rJR RHP Dylan Drawdy (2016)
SR OF Alex Caruso (2016)
JR OF Michael Donadio (2016)
SR 2B Ty Blankmeyer (2016)
JR 3B Robbie Knightes (2016)
JR C Troy Dixon (2016)
rJR 1B Gui Gingras (2016)
SO LHP Kevin Magee (2017)
rFR 1B/RHP David Moyer (2017)
SO OF/3B Jamie Galazin (2017)
SO 2B/SS Jesse Berardi (2017)
SO OF Anthony Brocato (2017)
rFR OF Aidan McDermott (2017)
FR RHP Matthew Messier (2018)
FR RHP Cole Whitney (2018)
FR SS Josh Shaw (2018)
FR 1B Gavin Garay (2018)

High Priority Follows: Thomas Hackimer, Michael Sheppard, Joey Christopher, Joey Graziano, Ryan McAuliffe, Alex Caruso, Michael Donadio, Robbie Knightes, Troy Dixon

Seton Hall

JR RHP Zach Prendergast (2016)
SR RHP Sam Burum (2016)
SR RHP Luke Cahill (2016)
JR LHP Anthony Pacillo (2016)
JR RHP Ryan Testani (2016)
SR OF Derek Jenkins (2016)
SR OF Zack Weigel (2016)
SR 2B Chris Chiaradio (2016)
JR 1B Mikael-Ali Mogues (2016)
JR SS Joe Poduslenko (2016)
SO RHP Chris Morris (2017)
SO RHP Zach Schellenger (2017)
SO RHP Shane McCarthy (2017)
SO RHP Matt Leon (2017)
SO OF Ryan Ramiz (2017)
FR RHP Billy Layne (2018)
FR LHP Cullen Dana (2018)
FR INF Sebastiano Santorelli (2018)
FR INF Anthony Scotti (2018)

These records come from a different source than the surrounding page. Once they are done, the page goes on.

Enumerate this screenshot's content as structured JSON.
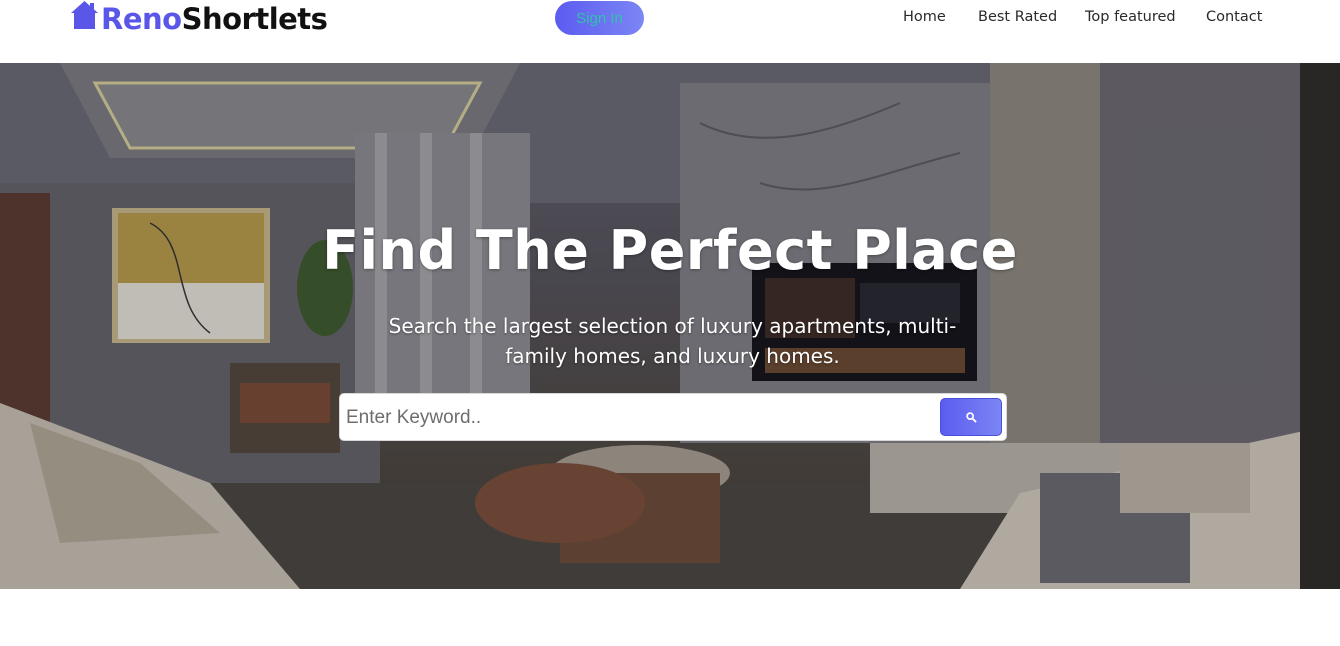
{
  "header": {
    "logo": {
      "part1": "Reno",
      "part2": "Shortlets",
      "icon": "house-icon"
    },
    "signin_label": "Sign In",
    "nav": [
      {
        "label": "Home"
      },
      {
        "label": "Best Rated"
      },
      {
        "label": "Top featured"
      },
      {
        "label": "Contact"
      }
    ]
  },
  "hero": {
    "title": "Find The Perfect Place",
    "subtitle": "Search the largest selection of luxury apartments, multi-family homes, and luxury homes.",
    "search": {
      "placeholder": "Enter Keyword..",
      "value": "",
      "button_icon": "search-icon"
    }
  },
  "colors": {
    "brand": "#5a57e8",
    "button_gradient_start": "#5b5cf0",
    "button_gradient_end": "#7c86f4",
    "signin_text": "#2ec4a8"
  }
}
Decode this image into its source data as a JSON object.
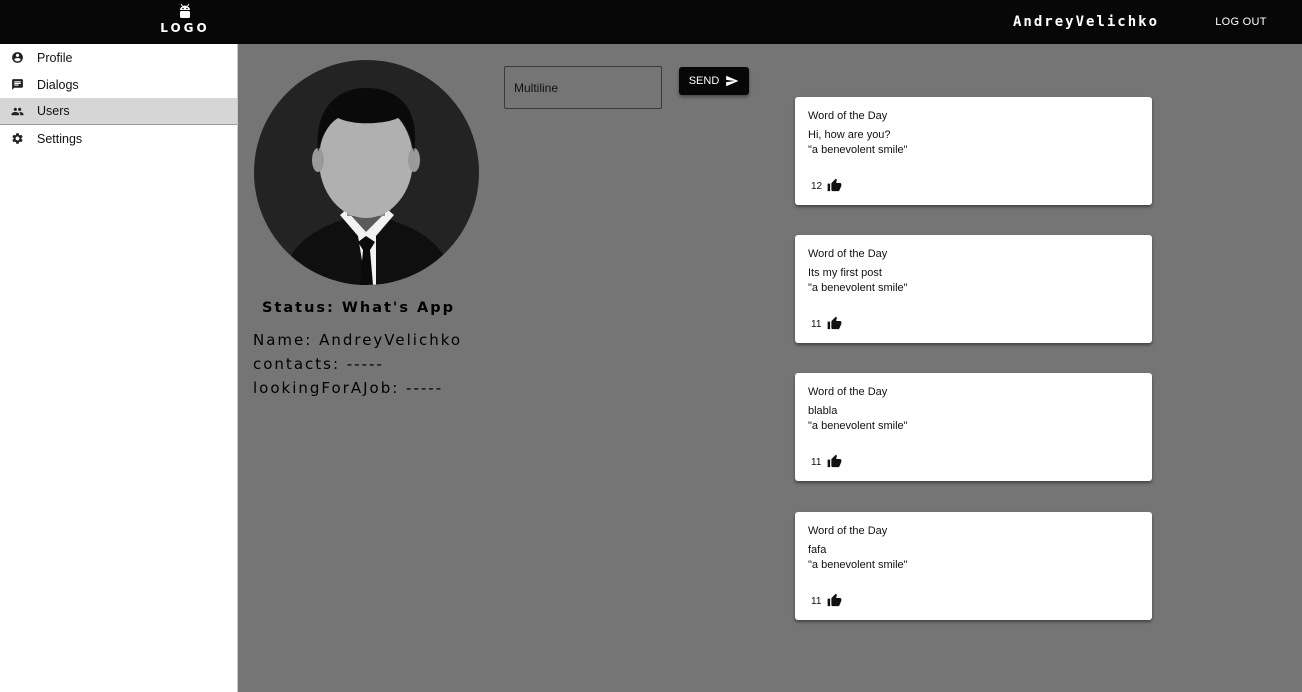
{
  "header": {
    "logo_text": "LOGO",
    "username": "AndreyVelichko",
    "logout_label": "LOG OUT"
  },
  "sidebar": {
    "items": [
      {
        "label": "Profile",
        "icon": "account-circle-icon"
      },
      {
        "label": "Dialogs",
        "icon": "chat-icon"
      },
      {
        "label": "Users",
        "icon": "people-icon",
        "active": true
      },
      {
        "label": "Settings",
        "icon": "gear-icon"
      }
    ]
  },
  "profile": {
    "status": "Status: What's App",
    "name": "Name: AndreyVelichko",
    "contacts": "contacts: -----",
    "looking_for_job": "lookingForAJob: -----"
  },
  "composer": {
    "placeholder": "Multiline",
    "send_label": "SEND"
  },
  "posts": [
    {
      "title": "Word of the Day",
      "message": "Hi, how are you?",
      "quote": "\"a benevolent smile\"",
      "likes": "12"
    },
    {
      "title": "Word of the Day",
      "message": "Its my first post",
      "quote": "\"a benevolent smile\"",
      "likes": "11"
    },
    {
      "title": "Word of the Day",
      "message": "blabla",
      "quote": "\"a benevolent smile\"",
      "likes": "11"
    },
    {
      "title": "Word of the Day",
      "message": "fafa",
      "quote": "\"a benevolent smile\"",
      "likes": "11"
    }
  ],
  "colors": {
    "topbar": "#070707",
    "content_bg": "#757575",
    "active_nav": "#d6d6d6"
  }
}
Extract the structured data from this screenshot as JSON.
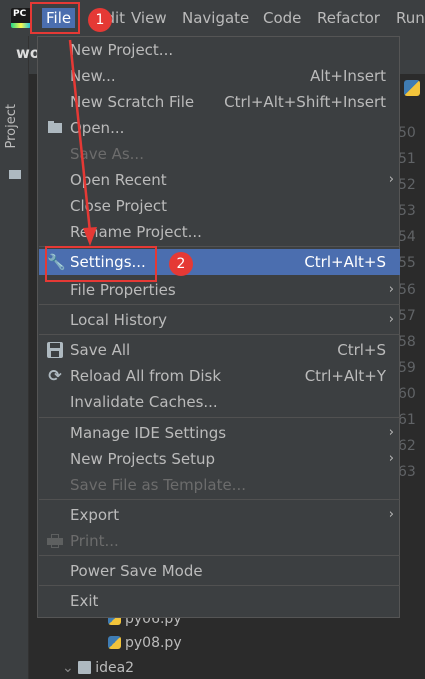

High Priority Follows: Zach Prendergast, Sam Burum, Anthony Pacillo, Ryan Testani, Derek Jenkins, Zack Weigel, Mikael-Ali Mogues, Joe Poduslenko


JR LHP Hunter Schryver (2016)
SR 1B/RHP Max Beermann (2016)
SR C/OF Emmanuel Morris (2016)
SR 3B/1B Kevin Jewitt (2016)
SR SS Eric Lowe (2016)
SR OF/SS Adam Goss (2016)
JR 2B/3B Todd Czinege (2016)
JR OF Donovan May (2016)
JR C Zander Retamar (2016)
SO LHP Mike Sgaramella (2017)
SO RHP Ryan Doty (2017)

High Priority Follows: Hunter Schryver, Max Beermann, Emannuel Morris, Kevin Jewitt, Eric Lowe, Adam Goss, Todd Czinege, Donovan May


JR LHP Brad Kirschner (2016)
JR LHP Trent Astle (2016)
JR LHP Greg Jacknewitz (2016)
SR C Dan Rizzie (2016)
rJR SS/3B Andre Jernigan (2016)
JR 1B Ethan Schmidt (2016)
SR 2B David Morton (2016)
SO LHP Zac Lowther (2017)
SO RHP Garrett Schilling (2017)
SO 3B Rylan Bannon (2017)
SO C Nate Soria (2017)
SO OF Will LaRue (2017)
FR SS/2B Chris Givin (2018)
FR 2B Sam Flamini (2018)

High Priority Follows: Brad Kirschner, Trent Astle, Greg Jacknewitz, Dan Rizzie, Andre Jernigan, Ethan Schmidt